Craig Kornblau, president of Universal Studios Home Video, isn't too concerned about Kmart's bankruptcy filing. "They're not going away," he said. "They're downsizing a bit and will probably get rid of smaller stores, but I think they will come back a stronger, more powerful retailer because they won't be burdened by underperforming stores. As long as this new financing allows them to buy product, I dont think there will be much of an impact on our business, if any."
"We are committed and determined to complete our reorganization as quickly and as smoothly as possible, while taking full advantage of this chance to make a fresh start and reposition Kmart for the future," said Kmart CEO Charles C. Conaway. "We deeply regret any adverse effect today's action will have on our associates, vendors and business partners. I also regret the impact of our filing on all Kmart shareholders, including many of our associates. But after considering a wide range of alternatives, it became clear that this course of action was the only way to truly resolve the Company's most challenging problems. I am confident that, with our tremendous resources and dedicated supplier and associate communities, Kmart will emerge from this process as a stronger, more dynamic, more profitable enterprise with a well-defined position in the discount retail sector."
Fleming Foods and Scott's garden products company cut off shipments to the discounter yesterday because Kmart could not pay its bills. The $2 billion idebtor-in-possession (DIP)
financing from Credit Suisse First Boston, Fleet Retail Finance, General Electric Capital Corp. and JPMorgan Chase Bank will let the company continue operations while it attempts a plan that would bring it out of bankruptcy in 2003, a schedule analysts are calling very aggressive.
During the reorganization, the banks will act in various capacities including as collateral monitors, documentation agents and syndication agents under the plan, which remains subject to approval from the the U.S. Bankruptcy Court for the Northern District of Illinois.
The company expects to be able to access $1.15 billion upon court approval of an interim financing order; the full facility is subject to final court approval later.
Today all 2,114 Kmart stores are open and serving customers. Kmart credit cards, checks, gift certificates and store credits will be honored and its return policies have not been affected by the filing. Kmart associates are being paid in the usual manner and their medical, dental, life insurance, disability, and other benefits are expected to continue without disruption.
Probably in light of the Enron bankruptcy and its aftermath, the company made a point of announcing its pension plan and savings plans are maintained independently and are protected under federal law and it will continue to administer the plans as usual. Other retiree benefits are also expected to continue without disruption.

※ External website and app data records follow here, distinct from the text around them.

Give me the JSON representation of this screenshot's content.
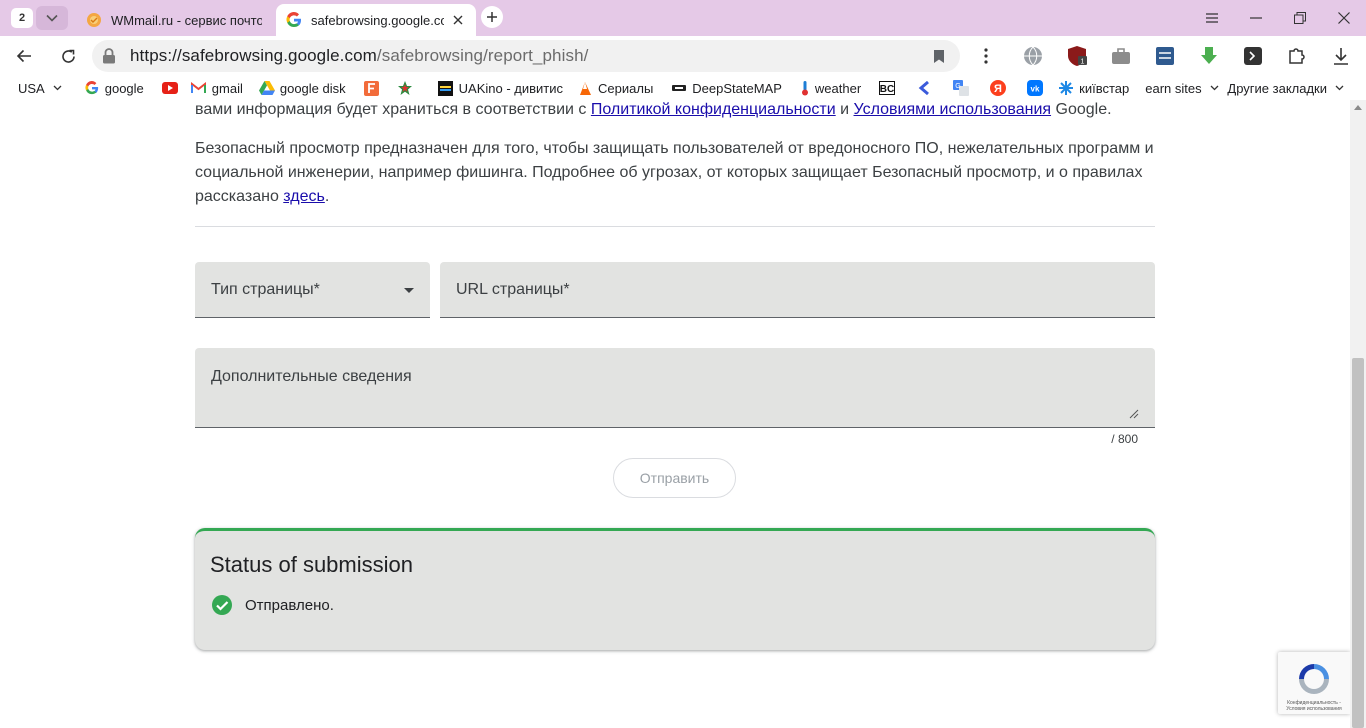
{
  "tabstrip": {
    "tab_count": "2",
    "tabs": [
      {
        "title": "WMmail.ru - сервис почтовых рассылок",
        "active": false
      },
      {
        "title": "safebrowsing.google.com",
        "active": true
      }
    ]
  },
  "toolbar": {
    "url_host": "https://safebrowsing.google.com",
    "url_path": "/safebrowsing/report_phish/"
  },
  "bookmarks": {
    "items": [
      {
        "label": "USA",
        "icon": "dropdown"
      },
      {
        "label": "google",
        "icon": "google-icon"
      },
      {
        "label": "",
        "icon": "youtube-icon"
      },
      {
        "label": "gmail",
        "icon": "gmail-icon"
      },
      {
        "label": "google disk",
        "icon": "google-drive-icon"
      },
      {
        "label": "",
        "icon": "f-icon"
      },
      {
        "label": "",
        "icon": "star-icon"
      },
      {
        "label": "UAKino - дивитис",
        "icon": "uakino-icon"
      },
      {
        "label": "Сериалы",
        "icon": "fox-icon"
      },
      {
        "label": "DeepStateMAP",
        "icon": "map-icon"
      },
      {
        "label": "weather",
        "icon": "thermometer-icon"
      },
      {
        "label": "",
        "icon": "bc-icon"
      },
      {
        "label": "",
        "icon": "chevron-icon"
      },
      {
        "label": "",
        "icon": "translate-icon"
      },
      {
        "label": "",
        "icon": "yandex-icon"
      },
      {
        "label": "",
        "icon": "vk-icon"
      },
      {
        "label": "київстар",
        "icon": "kyivstar-icon"
      },
      {
        "label": "earn sites",
        "icon": "folder"
      }
    ],
    "other": "Другие закладки"
  },
  "page": {
    "para1_prefix": "вами информация будет храниться в соответствии с ",
    "para1_link1": "Политикой конфиденциальности",
    "para1_and": " и ",
    "para1_link2": "Условиями использования",
    "para1_suffix": " Google.",
    "para2_text": "Безопасный просмотр предназначен для того, чтобы защищать пользователей от вредоносного ПО, нежелательных программ и социальной инженерии, например фишинга. Подробнее об угрозах, от которых защищает Безопасный просмотр, и о правилах рассказано ",
    "para2_link": "здесь",
    "para2_end": ".",
    "form": {
      "page_type_label": "Тип страницы*",
      "url_label": "URL страницы*",
      "details_label": "Дополнительные сведения",
      "counter": "/ 800",
      "submit_label": "Отправить"
    },
    "status": {
      "title": "Status of submission",
      "message": "Отправлено."
    },
    "recaptcha_text": "Конфиденциальность - Условия использования"
  },
  "colors": {
    "tabstrip_bg": "#e5c9e7",
    "field_bg": "#e2e3e1",
    "success_green": "#34a853",
    "link_blue": "#1a0dab"
  }
}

Kmart also named Ronald B. Hutchison EVP and chief restructuring officer, a new position, effective immediately. He and James B. Adamson, who was elected non-executive chairman of Kmart's Board of Directors on January 17, will advise Kmart on reorganization matters and work with the senior management team to rebuild and reposition the company.